**YOUR GOAL:**
Report every line of the records below that contains the word "settings".

**DATASET RECORDS:**
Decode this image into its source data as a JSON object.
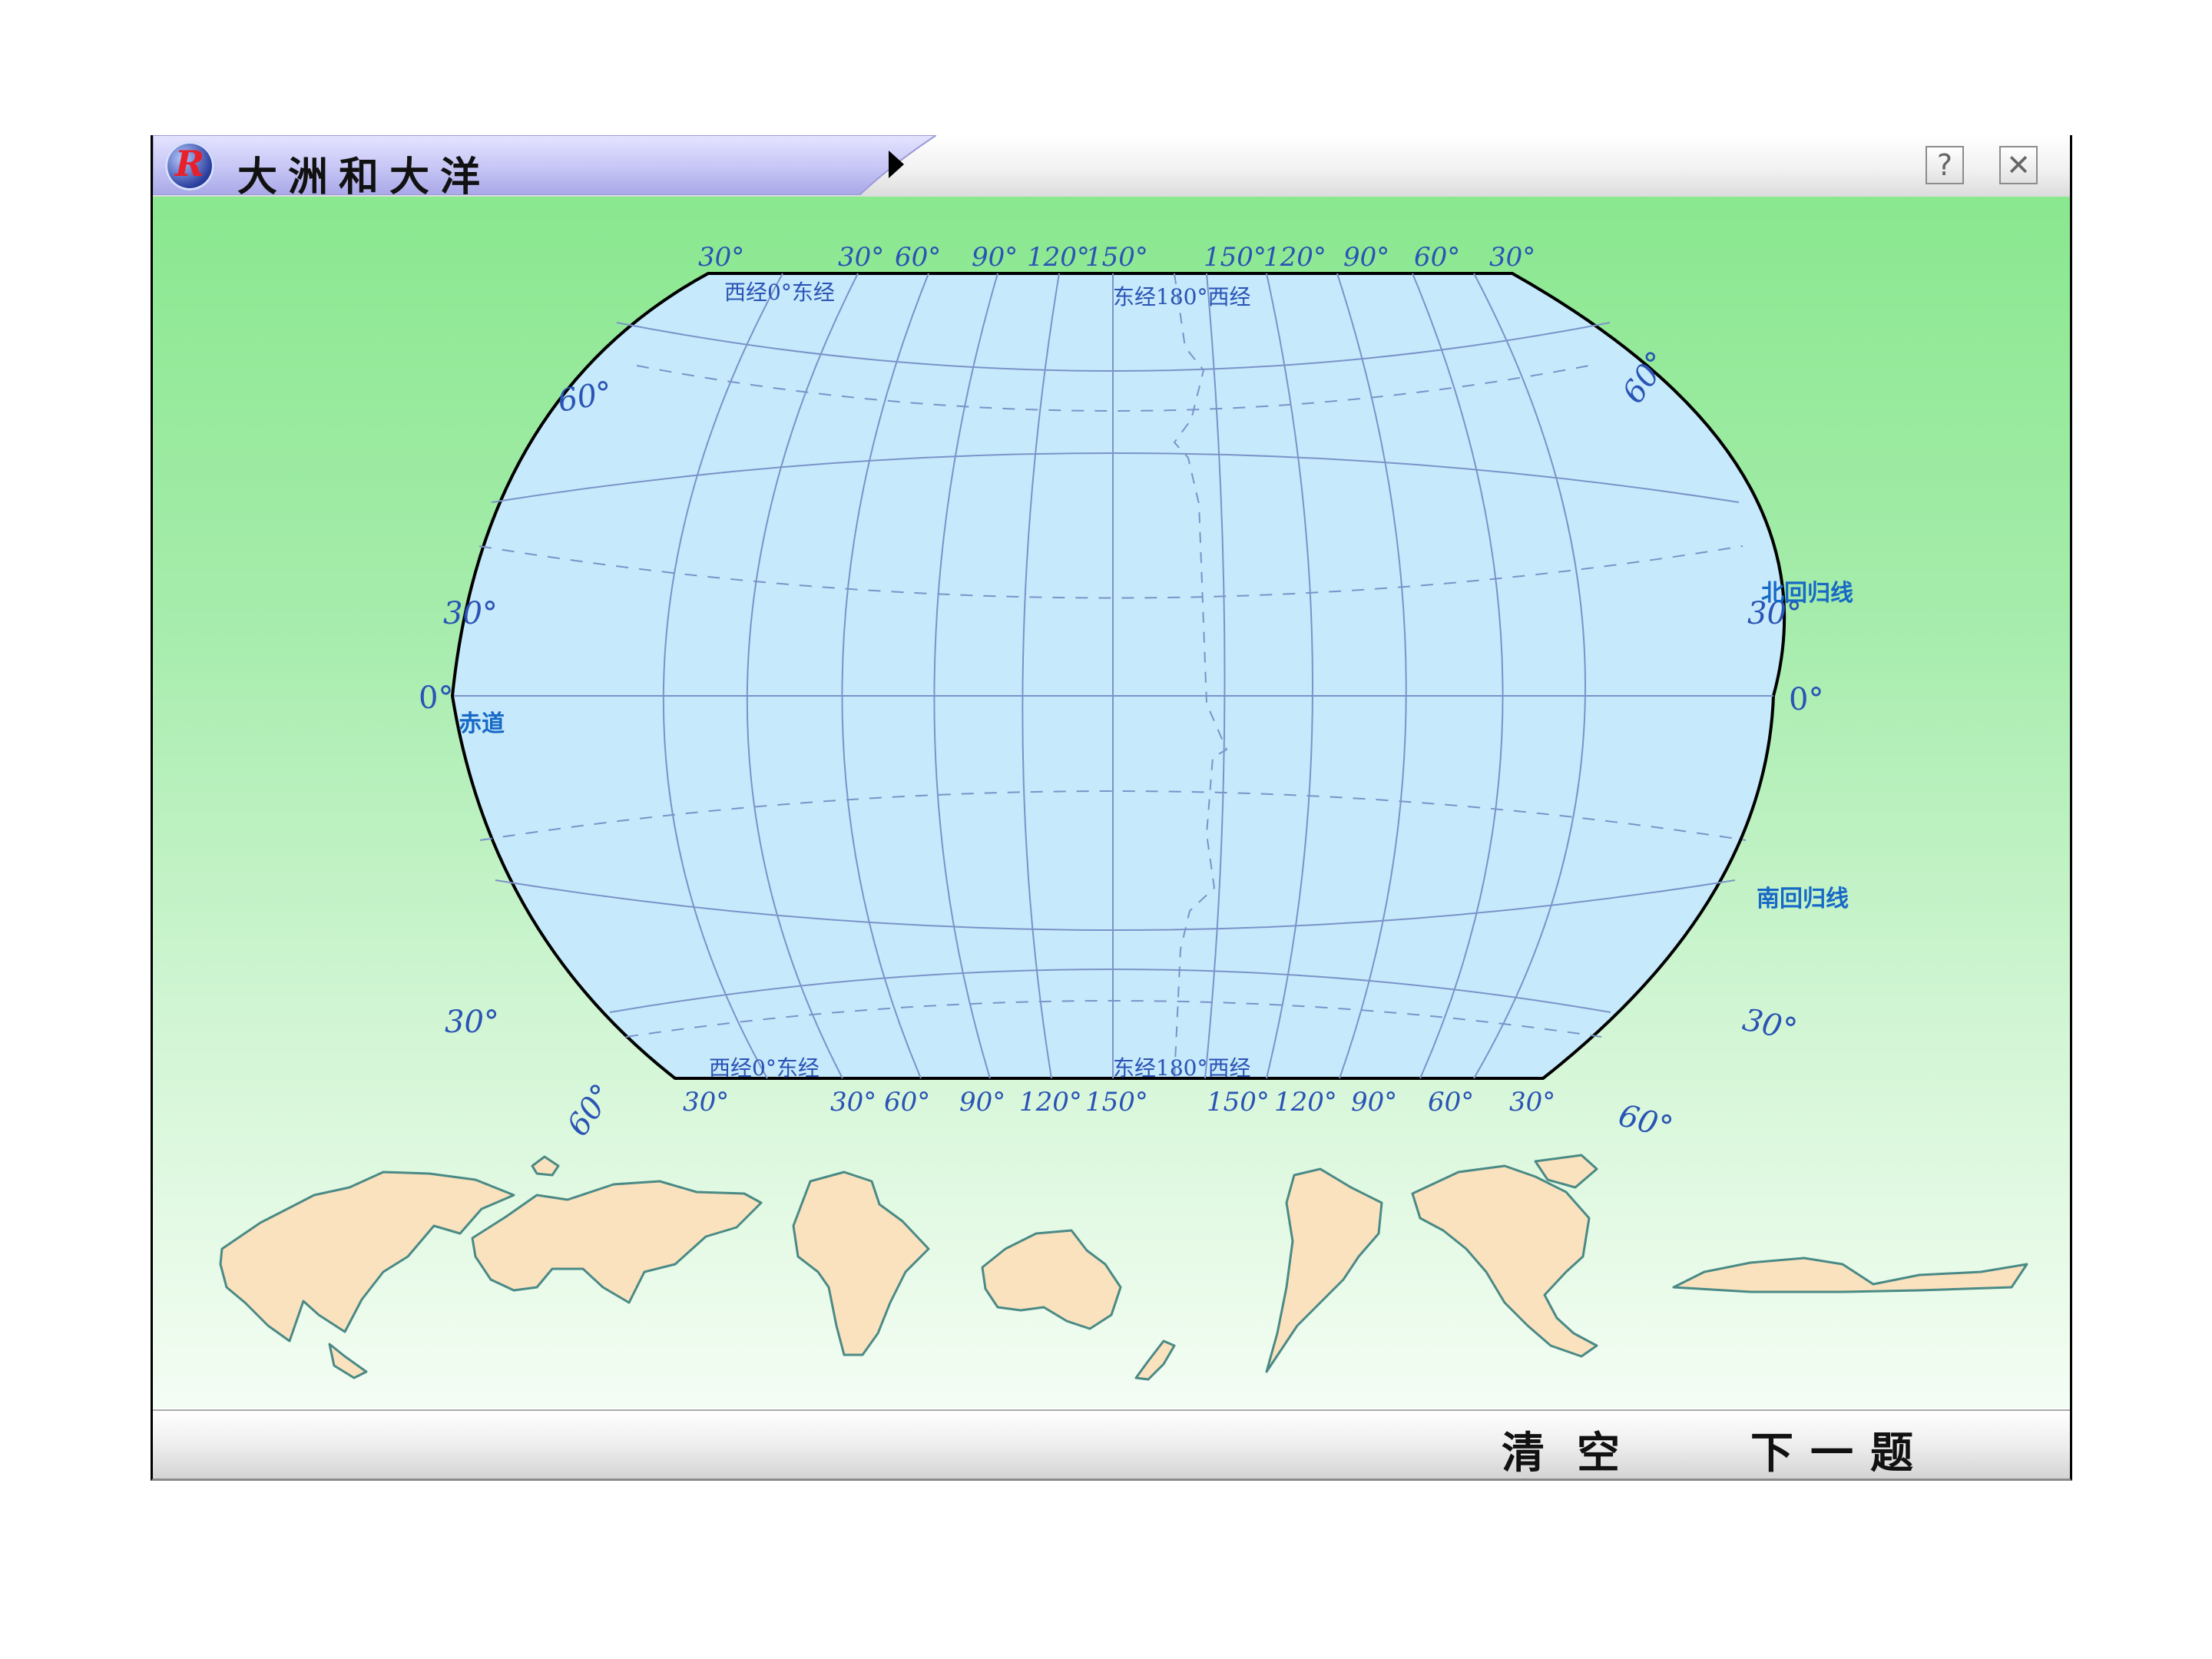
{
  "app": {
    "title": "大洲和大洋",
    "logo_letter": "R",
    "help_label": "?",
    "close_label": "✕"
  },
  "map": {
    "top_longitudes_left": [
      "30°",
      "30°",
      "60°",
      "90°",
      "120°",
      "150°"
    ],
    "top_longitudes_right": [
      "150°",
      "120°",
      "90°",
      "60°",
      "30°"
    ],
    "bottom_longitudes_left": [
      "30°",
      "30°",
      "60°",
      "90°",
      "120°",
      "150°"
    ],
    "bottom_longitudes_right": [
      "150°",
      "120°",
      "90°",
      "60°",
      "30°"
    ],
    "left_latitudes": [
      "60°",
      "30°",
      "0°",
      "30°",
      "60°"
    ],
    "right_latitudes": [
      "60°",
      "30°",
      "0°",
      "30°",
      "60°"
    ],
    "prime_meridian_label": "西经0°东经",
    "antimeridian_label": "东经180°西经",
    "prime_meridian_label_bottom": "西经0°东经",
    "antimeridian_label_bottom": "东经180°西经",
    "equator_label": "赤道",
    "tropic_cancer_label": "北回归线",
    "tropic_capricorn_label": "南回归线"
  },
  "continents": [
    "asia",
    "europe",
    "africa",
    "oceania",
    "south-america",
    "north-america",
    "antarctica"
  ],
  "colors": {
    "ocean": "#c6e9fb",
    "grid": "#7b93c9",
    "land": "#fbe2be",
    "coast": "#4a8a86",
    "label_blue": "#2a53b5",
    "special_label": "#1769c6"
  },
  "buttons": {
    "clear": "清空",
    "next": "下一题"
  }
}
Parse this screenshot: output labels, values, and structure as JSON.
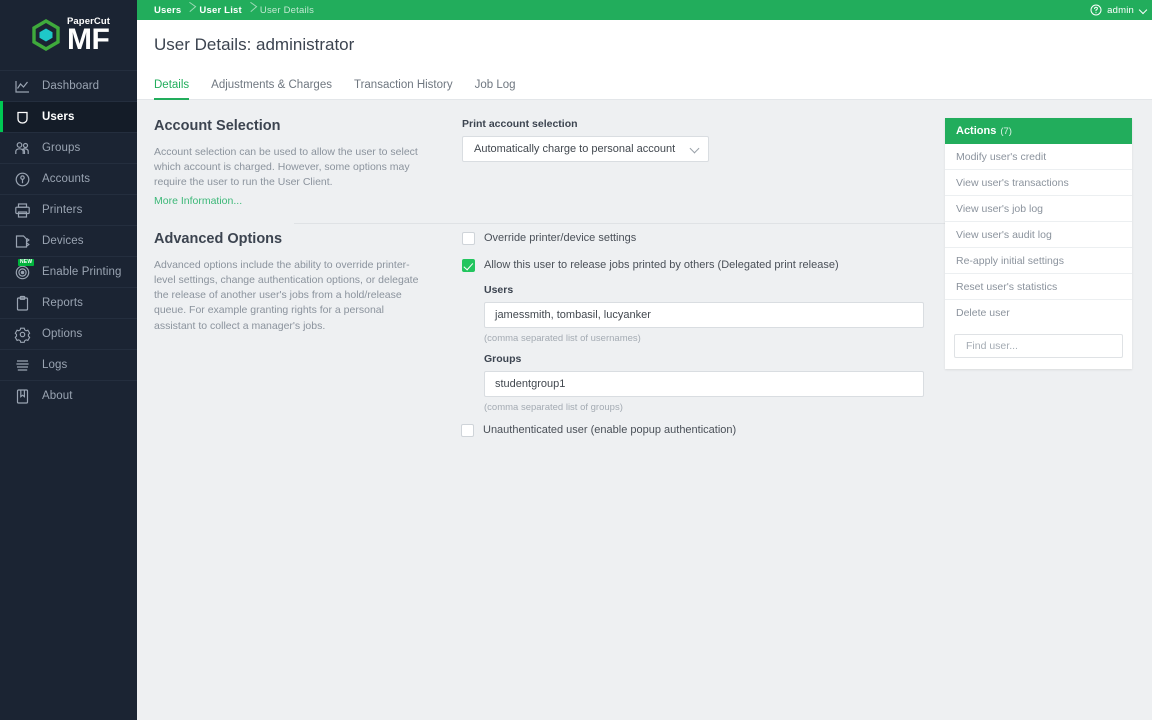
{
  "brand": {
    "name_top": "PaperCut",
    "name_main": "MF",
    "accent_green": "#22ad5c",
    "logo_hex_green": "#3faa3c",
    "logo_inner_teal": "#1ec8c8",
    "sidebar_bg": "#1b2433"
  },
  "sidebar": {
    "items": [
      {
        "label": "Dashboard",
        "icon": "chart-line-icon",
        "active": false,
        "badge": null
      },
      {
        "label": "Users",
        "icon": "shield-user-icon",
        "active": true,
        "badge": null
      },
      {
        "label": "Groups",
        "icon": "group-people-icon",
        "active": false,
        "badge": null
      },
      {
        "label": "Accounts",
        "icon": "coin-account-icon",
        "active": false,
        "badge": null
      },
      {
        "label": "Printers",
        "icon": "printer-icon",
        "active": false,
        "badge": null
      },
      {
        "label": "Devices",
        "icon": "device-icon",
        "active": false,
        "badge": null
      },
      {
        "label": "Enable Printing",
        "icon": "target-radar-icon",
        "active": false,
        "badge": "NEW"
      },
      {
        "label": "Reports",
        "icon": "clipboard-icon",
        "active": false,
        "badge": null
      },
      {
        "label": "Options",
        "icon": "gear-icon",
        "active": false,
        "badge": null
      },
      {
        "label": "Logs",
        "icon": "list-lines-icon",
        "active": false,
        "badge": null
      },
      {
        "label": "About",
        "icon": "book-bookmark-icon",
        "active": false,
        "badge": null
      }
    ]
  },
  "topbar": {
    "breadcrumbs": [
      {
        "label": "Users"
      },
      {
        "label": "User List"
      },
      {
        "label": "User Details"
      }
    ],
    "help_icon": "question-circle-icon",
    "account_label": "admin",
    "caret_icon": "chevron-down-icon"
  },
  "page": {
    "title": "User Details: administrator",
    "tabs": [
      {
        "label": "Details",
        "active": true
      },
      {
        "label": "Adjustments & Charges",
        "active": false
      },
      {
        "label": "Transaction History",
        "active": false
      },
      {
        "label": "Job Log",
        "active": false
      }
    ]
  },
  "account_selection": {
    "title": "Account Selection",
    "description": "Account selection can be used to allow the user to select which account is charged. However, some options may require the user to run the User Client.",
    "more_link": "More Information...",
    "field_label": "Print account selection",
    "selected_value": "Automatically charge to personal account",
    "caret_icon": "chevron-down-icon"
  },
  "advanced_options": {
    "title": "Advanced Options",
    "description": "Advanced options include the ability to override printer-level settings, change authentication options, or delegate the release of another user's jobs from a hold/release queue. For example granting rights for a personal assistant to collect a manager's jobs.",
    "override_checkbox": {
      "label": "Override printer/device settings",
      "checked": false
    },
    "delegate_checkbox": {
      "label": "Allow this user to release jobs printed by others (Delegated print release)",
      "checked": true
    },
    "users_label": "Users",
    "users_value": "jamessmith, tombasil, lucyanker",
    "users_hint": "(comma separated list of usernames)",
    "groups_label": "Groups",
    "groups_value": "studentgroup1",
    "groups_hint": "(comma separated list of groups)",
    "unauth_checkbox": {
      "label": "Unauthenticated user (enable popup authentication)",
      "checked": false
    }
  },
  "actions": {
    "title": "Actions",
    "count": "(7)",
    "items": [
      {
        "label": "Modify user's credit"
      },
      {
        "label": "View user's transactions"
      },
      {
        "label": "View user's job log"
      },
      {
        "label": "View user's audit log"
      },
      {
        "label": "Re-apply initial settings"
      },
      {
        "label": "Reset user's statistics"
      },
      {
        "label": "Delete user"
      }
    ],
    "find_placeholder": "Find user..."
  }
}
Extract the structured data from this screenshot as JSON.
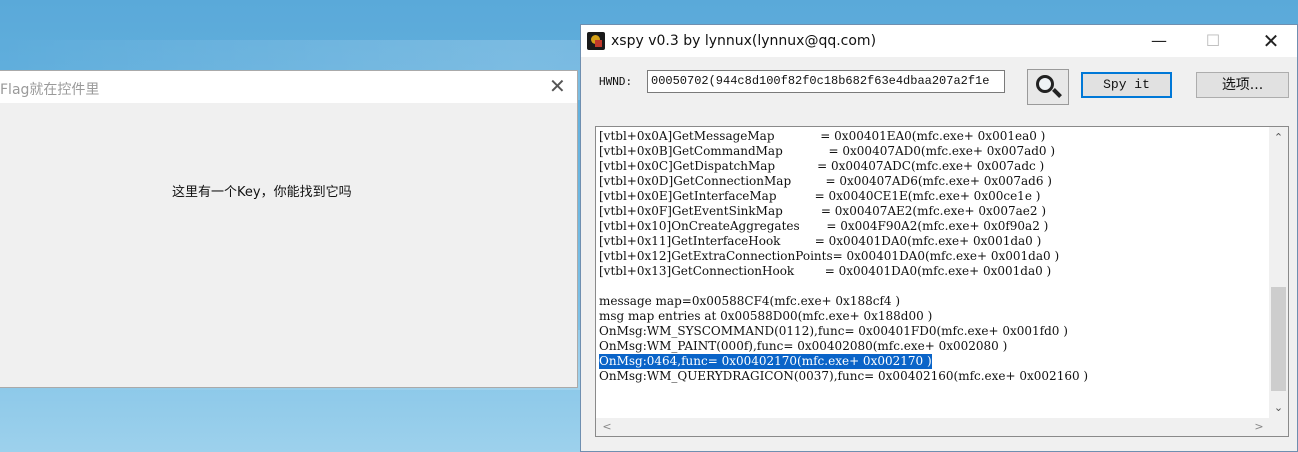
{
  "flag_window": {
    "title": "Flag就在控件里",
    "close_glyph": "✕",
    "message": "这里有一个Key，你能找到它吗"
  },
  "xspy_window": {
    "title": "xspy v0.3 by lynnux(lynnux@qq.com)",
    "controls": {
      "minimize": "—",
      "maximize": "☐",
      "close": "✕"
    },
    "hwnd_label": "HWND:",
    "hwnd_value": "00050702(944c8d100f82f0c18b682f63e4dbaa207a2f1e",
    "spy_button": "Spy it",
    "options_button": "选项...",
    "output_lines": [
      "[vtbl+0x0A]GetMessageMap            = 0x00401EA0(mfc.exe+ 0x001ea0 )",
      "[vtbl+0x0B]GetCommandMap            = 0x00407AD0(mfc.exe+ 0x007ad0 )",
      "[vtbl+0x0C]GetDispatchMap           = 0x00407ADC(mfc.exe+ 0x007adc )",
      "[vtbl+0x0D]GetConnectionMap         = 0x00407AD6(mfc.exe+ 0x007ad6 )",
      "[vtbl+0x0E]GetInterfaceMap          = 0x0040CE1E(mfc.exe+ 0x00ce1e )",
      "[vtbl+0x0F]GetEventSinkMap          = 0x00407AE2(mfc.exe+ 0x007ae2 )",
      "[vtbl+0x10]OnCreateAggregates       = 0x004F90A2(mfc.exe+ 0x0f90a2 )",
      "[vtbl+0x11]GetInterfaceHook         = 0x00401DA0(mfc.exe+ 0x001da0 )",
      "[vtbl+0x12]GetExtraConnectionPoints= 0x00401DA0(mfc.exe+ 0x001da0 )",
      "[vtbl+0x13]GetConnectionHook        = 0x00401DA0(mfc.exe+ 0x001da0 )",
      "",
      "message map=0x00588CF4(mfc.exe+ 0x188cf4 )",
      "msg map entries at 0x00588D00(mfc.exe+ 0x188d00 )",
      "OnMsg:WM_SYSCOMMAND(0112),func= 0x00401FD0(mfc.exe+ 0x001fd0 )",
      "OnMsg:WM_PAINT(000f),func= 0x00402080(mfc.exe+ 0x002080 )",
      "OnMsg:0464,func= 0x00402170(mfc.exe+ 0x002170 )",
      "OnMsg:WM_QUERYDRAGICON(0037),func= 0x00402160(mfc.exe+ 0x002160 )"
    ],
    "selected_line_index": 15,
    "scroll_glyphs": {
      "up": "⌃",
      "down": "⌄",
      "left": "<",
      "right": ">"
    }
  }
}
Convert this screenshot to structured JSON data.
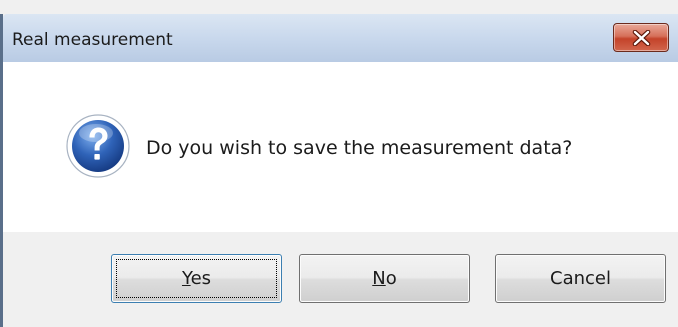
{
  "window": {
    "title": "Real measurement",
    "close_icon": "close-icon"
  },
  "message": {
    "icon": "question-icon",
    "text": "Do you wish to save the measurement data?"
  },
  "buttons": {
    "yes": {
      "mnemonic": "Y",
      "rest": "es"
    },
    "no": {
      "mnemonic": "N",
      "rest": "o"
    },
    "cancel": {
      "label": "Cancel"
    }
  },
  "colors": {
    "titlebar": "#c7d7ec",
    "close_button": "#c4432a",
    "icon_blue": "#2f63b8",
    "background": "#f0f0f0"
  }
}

**RESULT OF THIS TASK:**
    "description": "Advanced options include the ability to override printer-level settings, change authentication options, or delegate the release of another user's jobs from a hold/release queue. For example granting rights for a personal assistant to collect a manager's jobs.",
      "label": "Override printer/device settings",
        "label": "Re-apply initial settings"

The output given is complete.